* _LISTED ENTRIES_:
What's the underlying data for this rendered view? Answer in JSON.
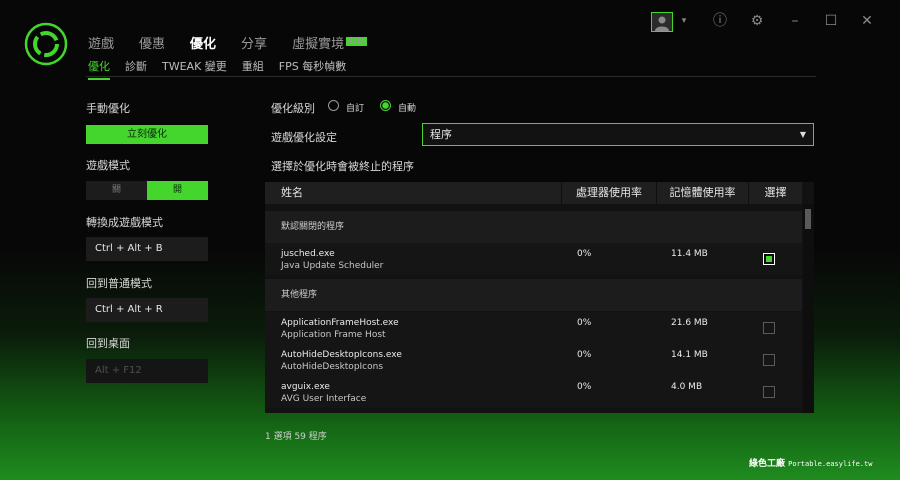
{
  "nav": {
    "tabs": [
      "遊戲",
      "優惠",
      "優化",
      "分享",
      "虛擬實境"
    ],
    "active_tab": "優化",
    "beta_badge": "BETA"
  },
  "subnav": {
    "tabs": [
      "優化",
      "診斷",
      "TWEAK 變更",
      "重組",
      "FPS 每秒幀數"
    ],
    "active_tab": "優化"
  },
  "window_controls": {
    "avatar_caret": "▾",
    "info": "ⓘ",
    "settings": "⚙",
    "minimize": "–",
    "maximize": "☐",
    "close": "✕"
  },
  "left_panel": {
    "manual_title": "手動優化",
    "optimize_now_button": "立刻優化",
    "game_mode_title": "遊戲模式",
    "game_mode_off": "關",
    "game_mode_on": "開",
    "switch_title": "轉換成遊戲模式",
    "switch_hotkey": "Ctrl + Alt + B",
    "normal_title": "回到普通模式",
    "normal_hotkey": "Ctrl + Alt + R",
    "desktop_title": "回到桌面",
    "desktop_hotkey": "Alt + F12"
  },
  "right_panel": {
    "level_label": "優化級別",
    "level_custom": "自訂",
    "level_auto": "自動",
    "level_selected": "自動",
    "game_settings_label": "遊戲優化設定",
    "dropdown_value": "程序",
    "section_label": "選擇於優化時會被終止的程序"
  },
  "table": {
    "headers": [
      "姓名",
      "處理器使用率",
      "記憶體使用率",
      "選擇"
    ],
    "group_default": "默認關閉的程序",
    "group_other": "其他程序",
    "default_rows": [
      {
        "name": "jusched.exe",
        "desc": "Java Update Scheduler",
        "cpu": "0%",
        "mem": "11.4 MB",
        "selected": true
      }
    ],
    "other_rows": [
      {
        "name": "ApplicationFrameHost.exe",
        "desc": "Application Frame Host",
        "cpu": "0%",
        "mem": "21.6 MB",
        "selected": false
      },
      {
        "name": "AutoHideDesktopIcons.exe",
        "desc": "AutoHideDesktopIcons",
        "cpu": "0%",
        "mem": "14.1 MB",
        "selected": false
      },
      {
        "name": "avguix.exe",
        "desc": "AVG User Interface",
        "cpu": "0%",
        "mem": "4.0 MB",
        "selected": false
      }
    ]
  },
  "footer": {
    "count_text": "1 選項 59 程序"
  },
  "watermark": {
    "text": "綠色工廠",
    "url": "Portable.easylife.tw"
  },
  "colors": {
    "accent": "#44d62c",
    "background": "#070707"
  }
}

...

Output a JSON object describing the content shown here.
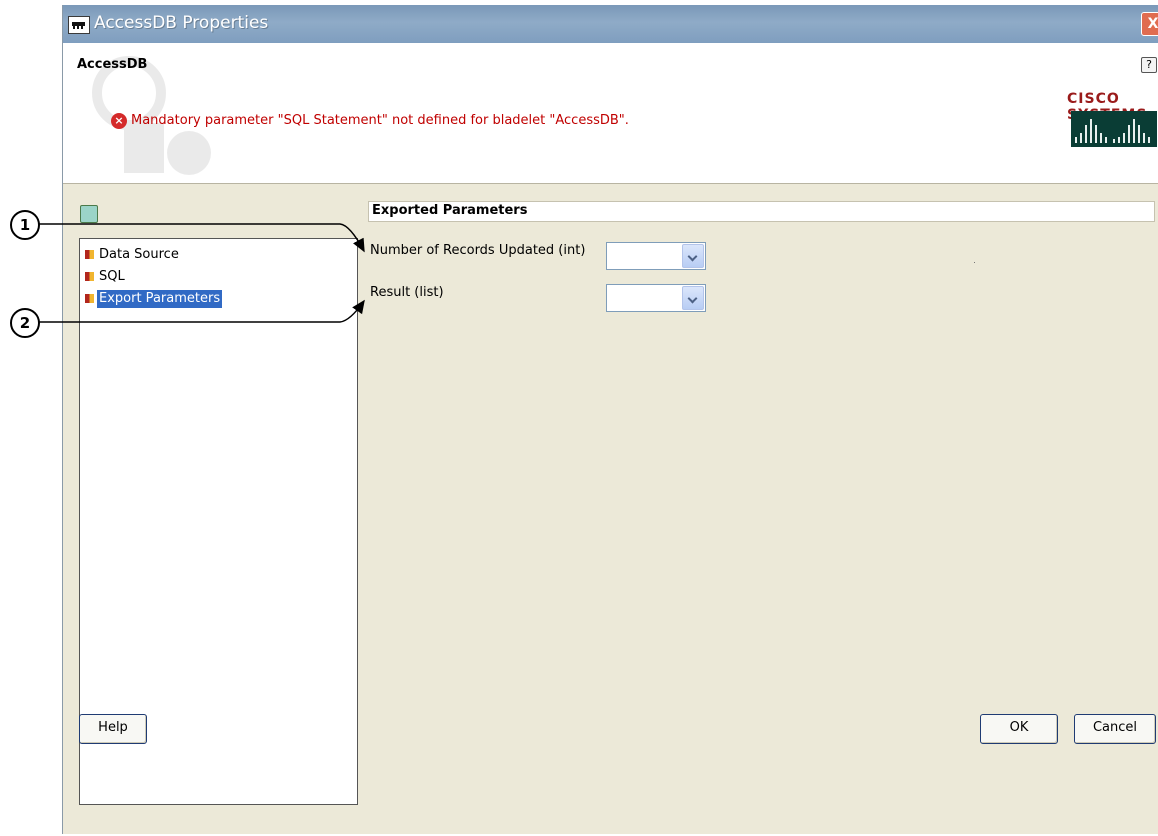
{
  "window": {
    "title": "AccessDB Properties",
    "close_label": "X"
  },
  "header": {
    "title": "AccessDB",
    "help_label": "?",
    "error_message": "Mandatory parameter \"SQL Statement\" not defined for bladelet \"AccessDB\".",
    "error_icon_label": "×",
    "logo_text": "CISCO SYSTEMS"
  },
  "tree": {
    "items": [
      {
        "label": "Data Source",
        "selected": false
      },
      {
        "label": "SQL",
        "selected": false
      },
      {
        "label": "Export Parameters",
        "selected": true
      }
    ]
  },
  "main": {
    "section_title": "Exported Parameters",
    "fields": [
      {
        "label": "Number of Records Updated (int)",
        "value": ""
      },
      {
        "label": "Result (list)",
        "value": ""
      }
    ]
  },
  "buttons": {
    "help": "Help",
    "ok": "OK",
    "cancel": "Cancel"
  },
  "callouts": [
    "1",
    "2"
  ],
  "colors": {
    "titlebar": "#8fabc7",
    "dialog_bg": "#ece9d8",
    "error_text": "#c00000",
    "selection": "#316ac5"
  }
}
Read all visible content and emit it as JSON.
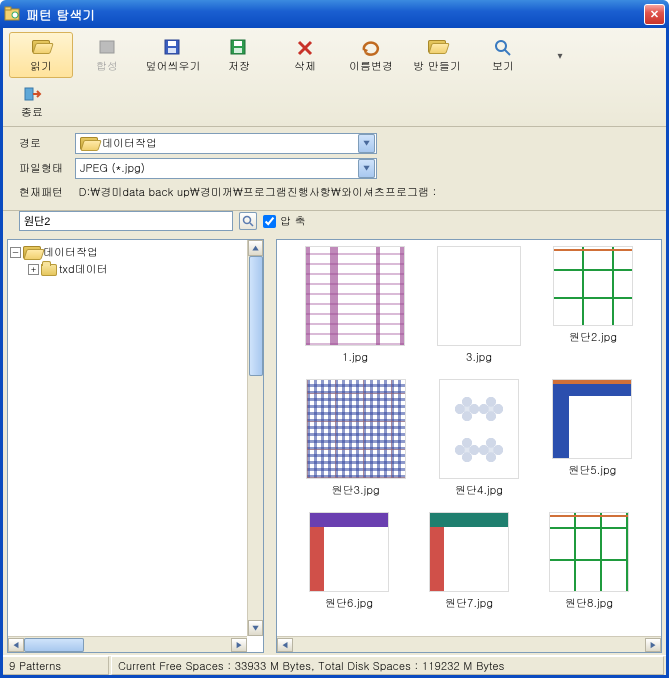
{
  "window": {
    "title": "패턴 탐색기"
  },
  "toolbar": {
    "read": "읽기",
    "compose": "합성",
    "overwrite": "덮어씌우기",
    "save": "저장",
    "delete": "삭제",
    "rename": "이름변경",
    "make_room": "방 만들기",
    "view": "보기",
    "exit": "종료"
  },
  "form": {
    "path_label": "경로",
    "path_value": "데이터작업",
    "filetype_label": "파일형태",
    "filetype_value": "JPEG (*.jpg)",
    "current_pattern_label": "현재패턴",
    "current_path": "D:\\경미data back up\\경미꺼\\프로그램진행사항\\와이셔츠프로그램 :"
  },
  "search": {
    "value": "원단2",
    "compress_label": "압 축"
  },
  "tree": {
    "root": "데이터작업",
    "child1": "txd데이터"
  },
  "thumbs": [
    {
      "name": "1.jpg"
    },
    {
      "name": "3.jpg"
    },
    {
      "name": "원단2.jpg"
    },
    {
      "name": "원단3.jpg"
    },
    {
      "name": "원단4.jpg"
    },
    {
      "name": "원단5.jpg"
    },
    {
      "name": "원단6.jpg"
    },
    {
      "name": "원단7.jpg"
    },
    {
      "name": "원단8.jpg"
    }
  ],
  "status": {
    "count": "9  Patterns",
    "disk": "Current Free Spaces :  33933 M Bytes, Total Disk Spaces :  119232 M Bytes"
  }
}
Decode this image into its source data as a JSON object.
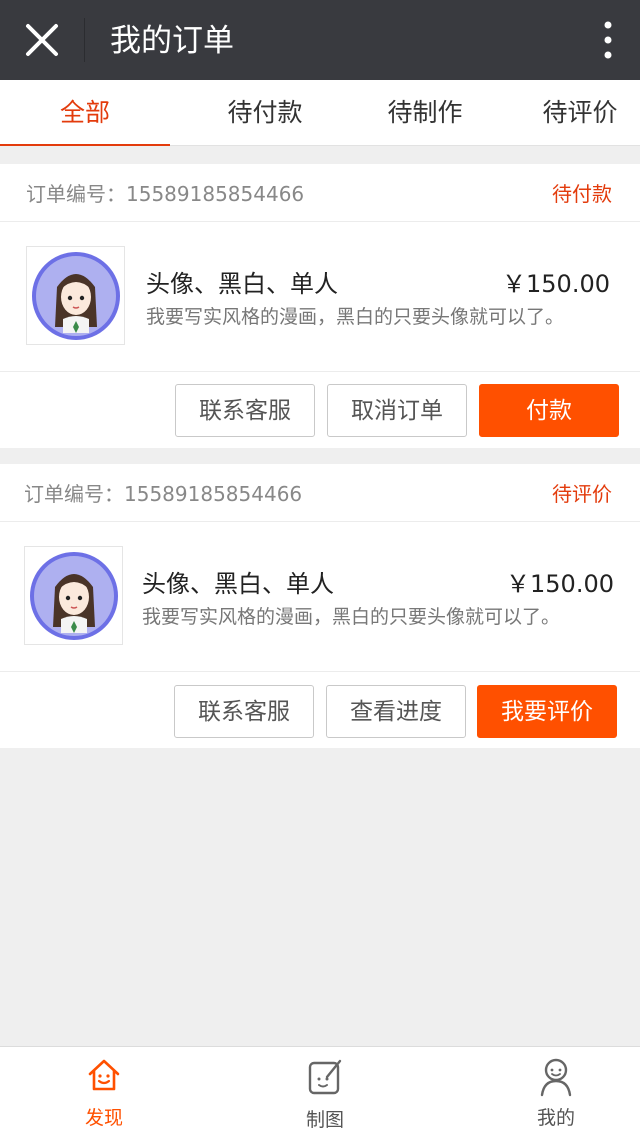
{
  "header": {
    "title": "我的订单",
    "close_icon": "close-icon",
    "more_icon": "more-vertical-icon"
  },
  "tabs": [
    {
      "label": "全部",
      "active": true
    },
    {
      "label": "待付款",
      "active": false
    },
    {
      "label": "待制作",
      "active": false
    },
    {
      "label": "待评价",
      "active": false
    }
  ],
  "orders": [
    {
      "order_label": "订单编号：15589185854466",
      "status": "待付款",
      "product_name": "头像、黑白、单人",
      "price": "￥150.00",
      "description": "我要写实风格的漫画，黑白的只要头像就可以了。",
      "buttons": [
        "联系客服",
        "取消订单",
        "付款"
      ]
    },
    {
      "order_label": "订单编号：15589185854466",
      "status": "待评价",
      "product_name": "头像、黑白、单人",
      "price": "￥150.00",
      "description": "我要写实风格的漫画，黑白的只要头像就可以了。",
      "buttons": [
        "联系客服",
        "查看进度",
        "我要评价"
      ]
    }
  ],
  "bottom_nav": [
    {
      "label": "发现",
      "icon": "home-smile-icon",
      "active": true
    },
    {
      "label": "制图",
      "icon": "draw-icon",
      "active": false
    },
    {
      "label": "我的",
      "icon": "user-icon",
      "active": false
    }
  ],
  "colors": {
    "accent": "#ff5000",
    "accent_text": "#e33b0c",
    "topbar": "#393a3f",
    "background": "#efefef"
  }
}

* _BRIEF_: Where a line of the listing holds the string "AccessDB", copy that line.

* _RESULT OF THIS EXERCISE_:
    "title": "AccessDB Properties",
    "title": "AccessDB",
    "error_message": "Mandatory parameter \"SQL Statement\" not defined for bladelet \"AccessDB\".",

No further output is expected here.